-------- EXERCISE INPUTS --------

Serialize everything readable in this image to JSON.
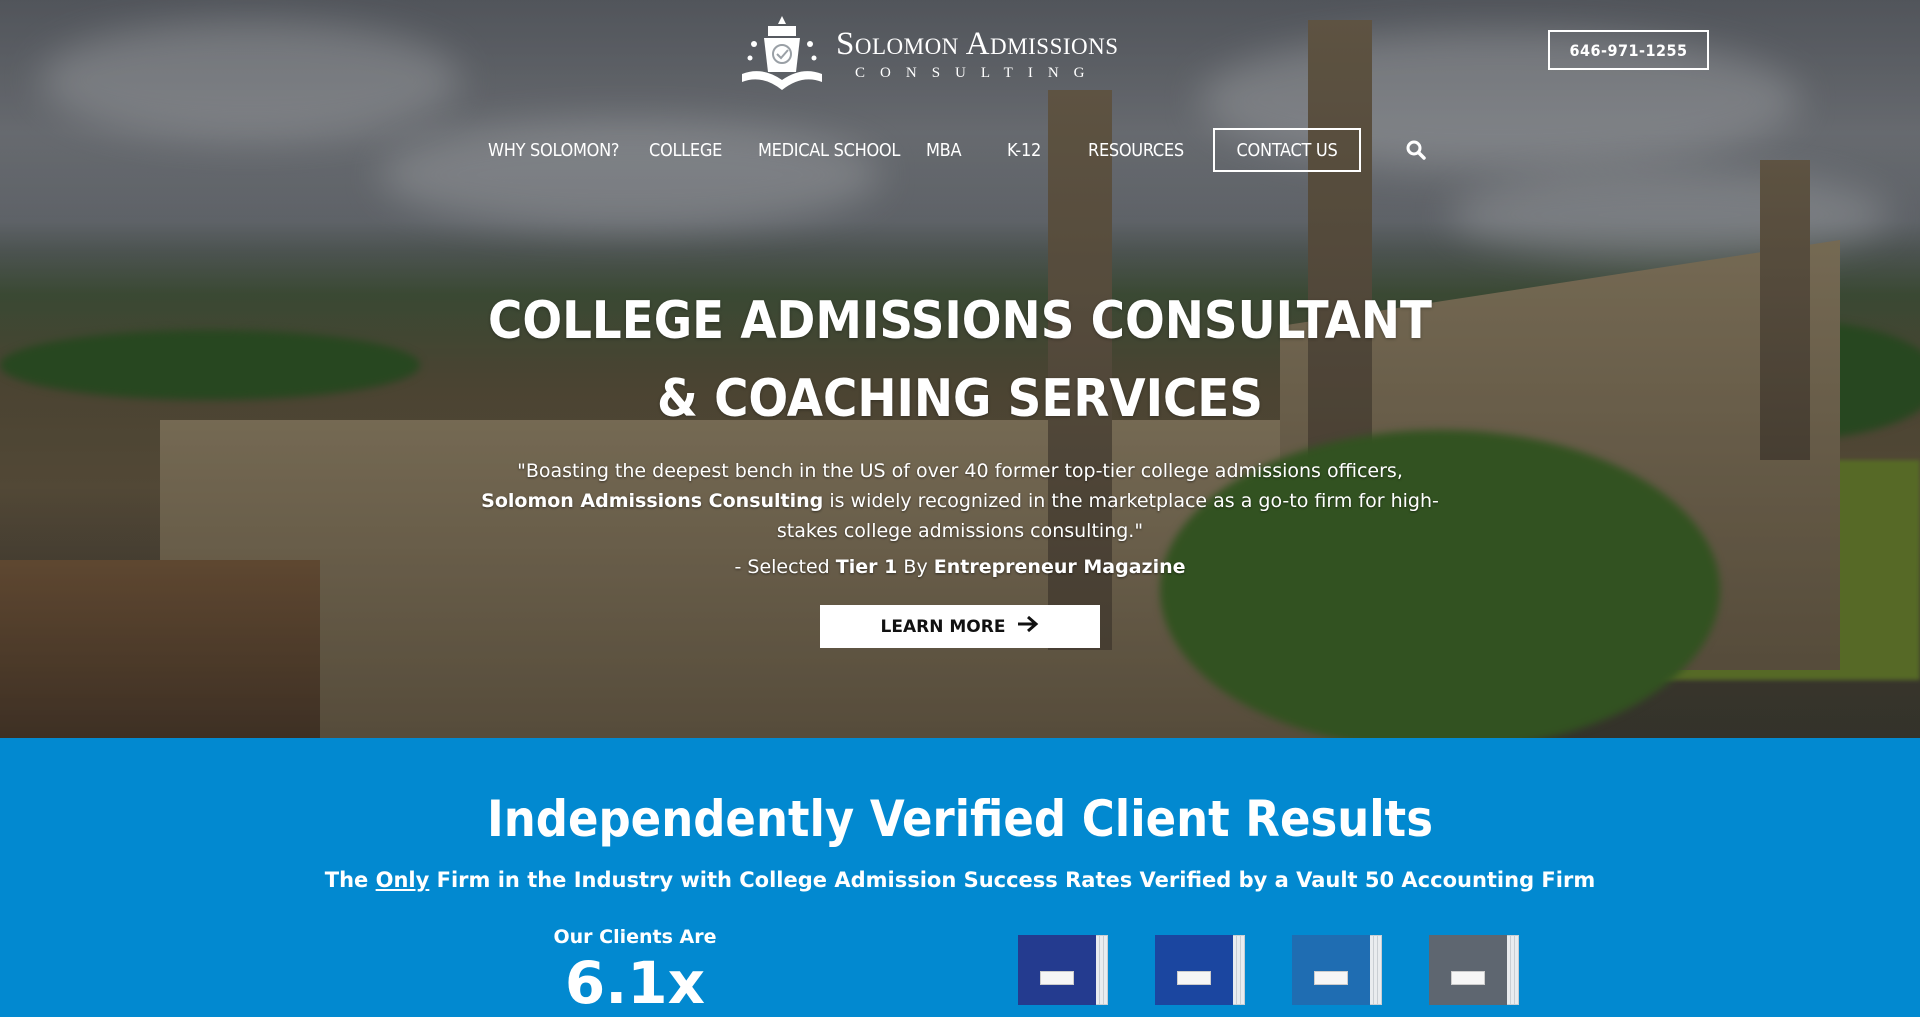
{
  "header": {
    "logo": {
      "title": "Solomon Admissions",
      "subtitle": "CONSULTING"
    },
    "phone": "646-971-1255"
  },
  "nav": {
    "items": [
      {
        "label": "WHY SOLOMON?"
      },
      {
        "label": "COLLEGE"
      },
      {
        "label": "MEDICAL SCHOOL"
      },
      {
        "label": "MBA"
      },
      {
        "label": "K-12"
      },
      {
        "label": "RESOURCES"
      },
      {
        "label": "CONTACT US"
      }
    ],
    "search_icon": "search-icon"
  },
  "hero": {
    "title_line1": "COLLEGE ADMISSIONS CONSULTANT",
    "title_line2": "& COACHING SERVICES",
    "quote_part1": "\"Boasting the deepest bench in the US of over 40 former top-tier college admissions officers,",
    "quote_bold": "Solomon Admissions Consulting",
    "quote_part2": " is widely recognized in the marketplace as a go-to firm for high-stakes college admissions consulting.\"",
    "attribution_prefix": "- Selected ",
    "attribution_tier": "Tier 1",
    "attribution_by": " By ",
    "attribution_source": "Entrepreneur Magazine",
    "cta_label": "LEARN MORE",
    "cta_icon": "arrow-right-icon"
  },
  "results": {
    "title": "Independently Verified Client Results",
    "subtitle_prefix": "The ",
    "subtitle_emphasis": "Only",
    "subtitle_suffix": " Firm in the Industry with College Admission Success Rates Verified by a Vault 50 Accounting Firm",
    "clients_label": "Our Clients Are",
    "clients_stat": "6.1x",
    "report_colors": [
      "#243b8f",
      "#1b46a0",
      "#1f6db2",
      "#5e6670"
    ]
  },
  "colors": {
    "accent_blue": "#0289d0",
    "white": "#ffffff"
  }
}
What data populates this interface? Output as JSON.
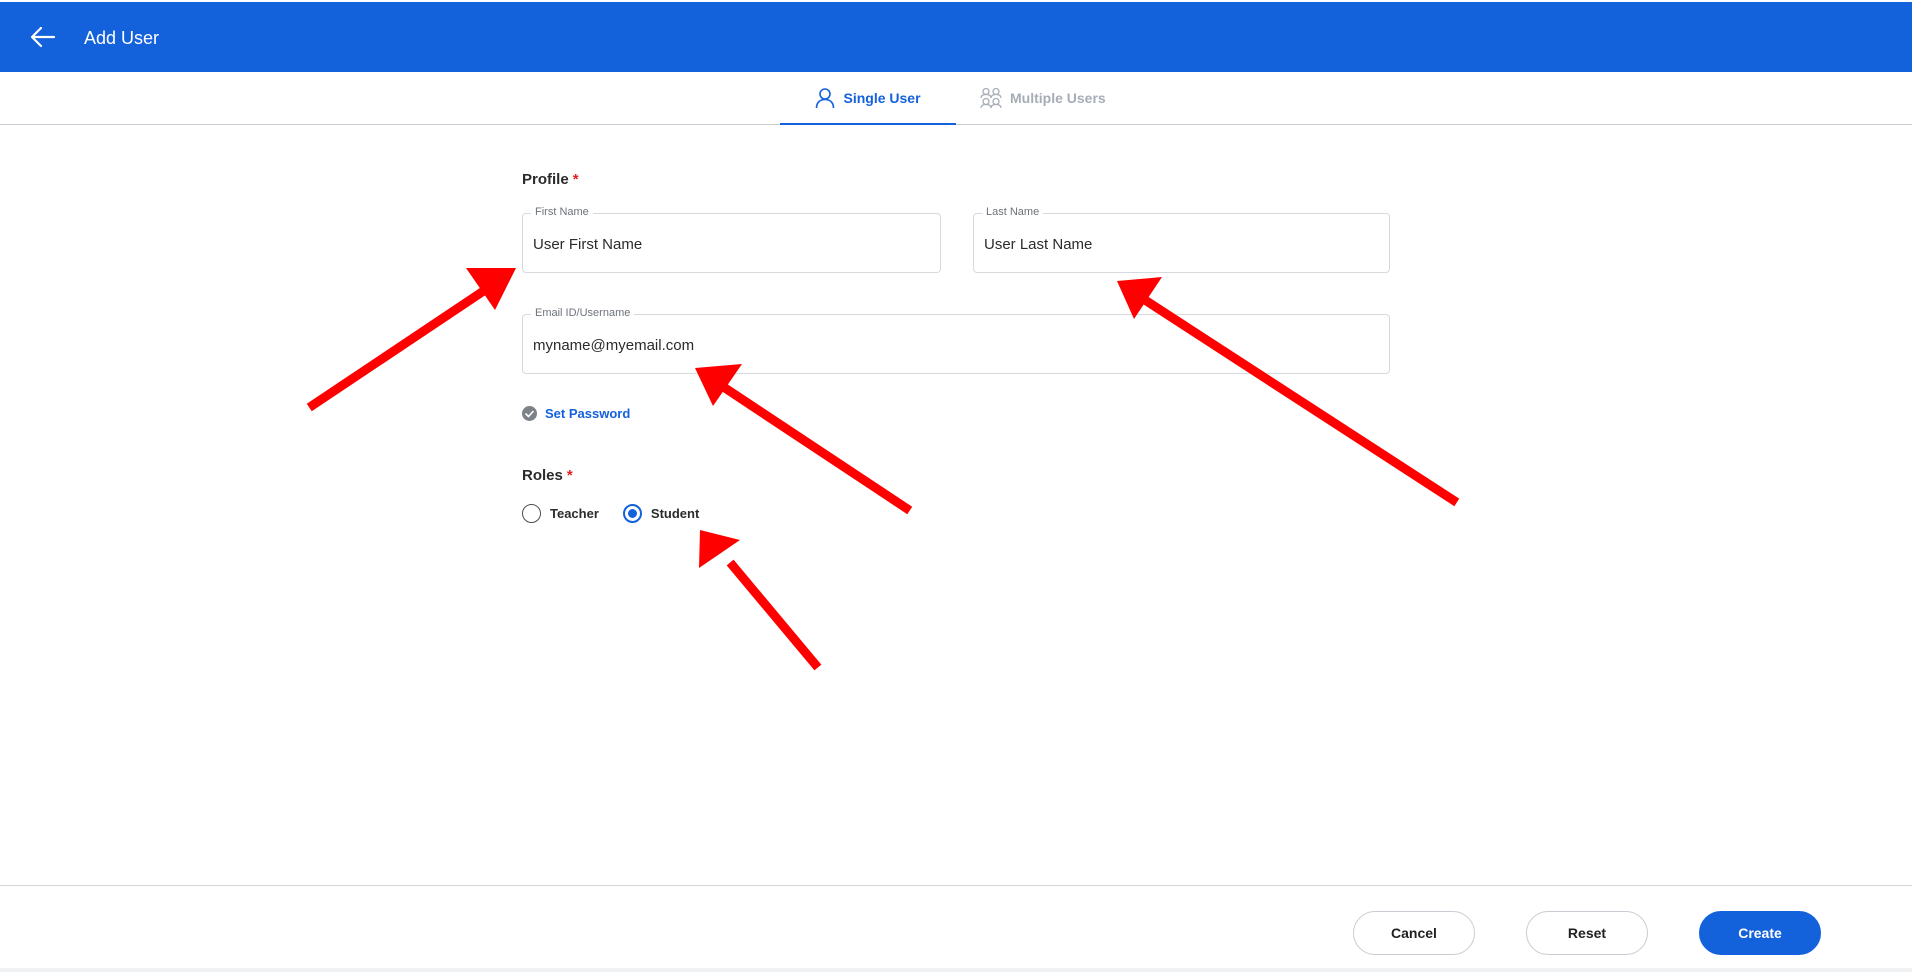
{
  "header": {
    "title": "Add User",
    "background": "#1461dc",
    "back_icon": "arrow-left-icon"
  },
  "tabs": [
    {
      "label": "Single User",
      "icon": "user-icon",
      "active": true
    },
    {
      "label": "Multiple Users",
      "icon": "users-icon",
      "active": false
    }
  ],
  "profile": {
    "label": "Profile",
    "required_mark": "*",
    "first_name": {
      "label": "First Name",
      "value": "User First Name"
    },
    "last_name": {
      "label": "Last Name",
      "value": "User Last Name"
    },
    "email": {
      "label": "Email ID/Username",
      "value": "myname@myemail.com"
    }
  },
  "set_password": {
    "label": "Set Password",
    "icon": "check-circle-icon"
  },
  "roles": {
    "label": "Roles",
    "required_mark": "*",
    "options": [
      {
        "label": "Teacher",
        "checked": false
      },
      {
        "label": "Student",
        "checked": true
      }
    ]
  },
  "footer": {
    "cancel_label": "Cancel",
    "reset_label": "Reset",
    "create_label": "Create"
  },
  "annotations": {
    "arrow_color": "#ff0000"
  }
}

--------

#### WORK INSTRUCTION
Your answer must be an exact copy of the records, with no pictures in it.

#### EXPECTED ANSWER
Serialize everything readable in this image to JSON.
{
  "header": {
    "logo": {
      "title": "Solomon Admissions",
      "subtitle": "CONSULTING"
    },
    "phone": "646-971-1255"
  },
  "nav": {
    "items": [
      {
        "label": "WHY SOLOMON?"
      },
      {
        "label": "COLLEGE"
      },
      {
        "label": "MEDICAL SCHOOL"
      },
      {
        "label": "MBA"
      },
      {
        "label": "K-12"
      },
      {
        "label": "RESOURCES"
      },
      {
        "label": "CONTACT US"
      }
    ],
    "search_icon": "search-icon"
  },
  "hero": {
    "title_line1": "COLLEGE ADMISSIONS CONSULTANT",
    "title_line2": "& COACHING SERVICES",
    "quote_part1": "\"Boasting the deepest bench in the US of over 40 former top-tier college admissions officers,",
    "quote_bold": "Solomon Admissions Consulting",
    "quote_part2": " is widely recognized in the marketplace as a go-to firm for high-stakes college admissions consulting.\"",
    "attribution_prefix": "- Selected ",
    "attribution_tier": "Tier 1",
    "attribution_by": " By ",
    "attribution_source": "Entrepreneur Magazine",
    "cta_label": "LEARN MORE",
    "cta_icon": "arrow-right-icon"
  },
  "results": {
    "title": "Independently Verified Client Results",
    "subtitle_prefix": "The ",
    "subtitle_emphasis": "Only",
    "subtitle_suffix": " Firm in the Industry with College Admission Success Rates Verified by a Vault 50 Accounting Firm",
    "clients_label": "Our Clients Are",
    "clients_stat": "6.1x",
    "report_colors": [
      "#243b8f",
      "#1b46a0",
      "#1f6db2",
      "#5e6670"
    ]
  },
  "colors": {
    "accent_blue": "#0289d0",
    "white": "#ffffff"
  }
}
What data populates this interface? Output as JSON.
{
  "header": {
    "title": "Add User",
    "background": "#1461dc",
    "back_icon": "arrow-left-icon"
  },
  "tabs": [
    {
      "label": "Single User",
      "icon": "user-icon",
      "active": true
    },
    {
      "label": "Multiple Users",
      "icon": "users-icon",
      "active": false
    }
  ],
  "profile": {
    "label": "Profile",
    "required_mark": "*",
    "first_name": {
      "label": "First Name",
      "value": "User First Name"
    },
    "last_name": {
      "label": "Last Name",
      "value": "User Last Name"
    },
    "email": {
      "label": "Email ID/Username",
      "value": "myname@myemail.com"
    }
  },
  "set_password": {
    "label": "Set Password",
    "icon": "check-circle-icon"
  },
  "roles": {
    "label": "Roles",
    "required_mark": "*",
    "options": [
      {
        "label": "Teacher",
        "checked": false
      },
      {
        "label": "Student",
        "checked": true
      }
    ]
  },
  "footer": {
    "cancel_label": "Cancel",
    "reset_label": "Reset",
    "create_label": "Create"
  },
  "annotations": {
    "arrow_color": "#ff0000"
  }
}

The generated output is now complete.